"Jeep understands that Wrangler is a brand within a brand
. They have maintained a great deal of what makes a Wrangler a Wrangler, while adding additional amenities that make living with a Wrangler a unique challenge. There are still some characteristics that I find hard to tolerate. Remove the hard top, and you’re left with a soft top that is a bear to take down and secure, and even more difficult to put back up. Though cabin and road noise have been substantially reduced, Wrangler is still a loud vehicle on the road, which can be quite fatiguing on a long drive. There’s little secure storage inside the vehicle, just a glove box, the center console and a modest underfloor compartment behind the second row. The compromises have been reduced, but they remain significant for the comfort-oriented driver. And fuel economy is pitiful, even with the new powertrain. But Wrangler remains a totally unique vehicle, and it delivers mightily on its promise.

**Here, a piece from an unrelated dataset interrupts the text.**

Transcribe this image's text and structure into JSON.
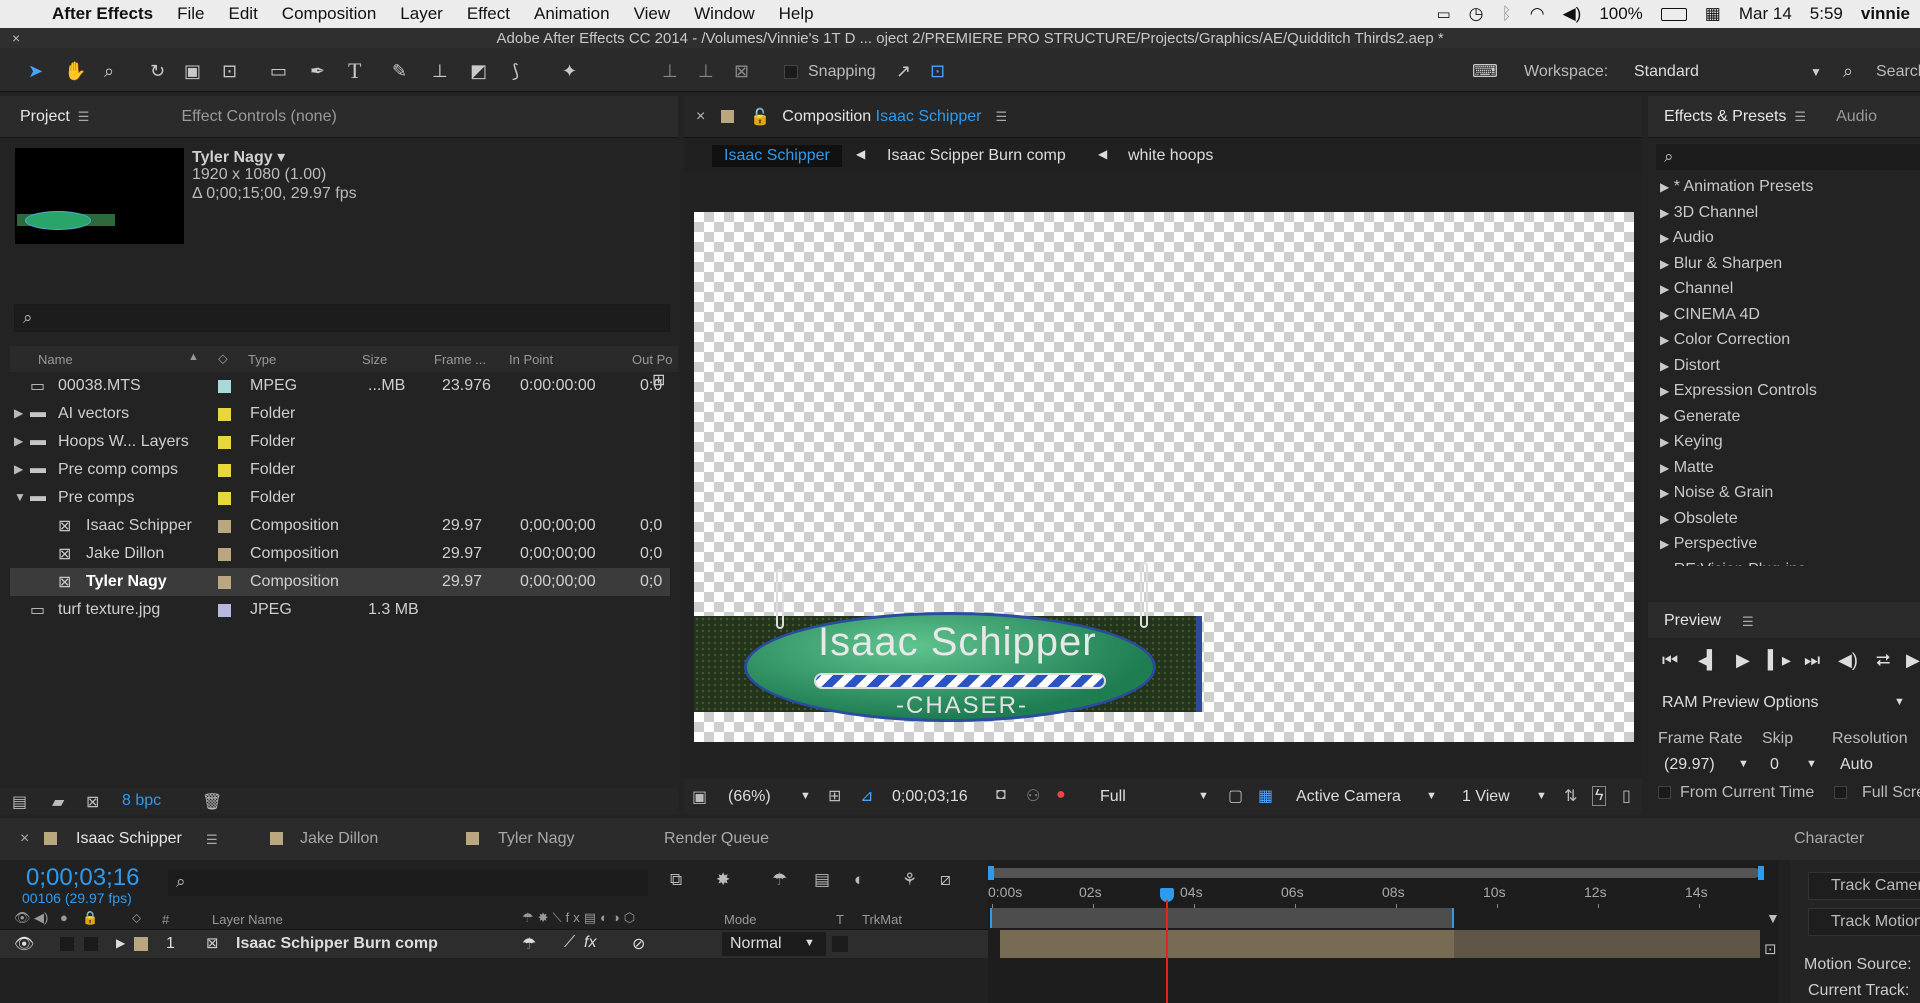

There are other capable vehicles off-road, but they all balance the equation differently. I’m a big fan of Land Rover’s LR4
, for instance, and I’m confident that it can go almost anywhere that a Wrangler can. But an LR4 is loaded with luxury appointments and sophisticated electronic equipment, and costs at least twice as much as a base Wrangler. A Toyota FJ Cruiser
is probably Wrangler’s closest competitor, but once again, it doesn’t have the purity of purpose that the Wrangler retains.
Wrangler owners are a devoted lot, and owning a Wrangler provides admission to the club. There’s a Jeep wave
, just like there’s a Corvette wave and a Harley wave (and probably a Ferrari wave, though I’ve yet to experience it). Wrangler owners recognize the spirit of adventure inherent in owning a vehicle that can go anywhere – even if it only goes back and forth to the supermarket. If you buy a Wrangler, please promise me, for your sake and for the sake of your Jeep, that you’ll take it on the trails every once in a while. You’ll be glad you did.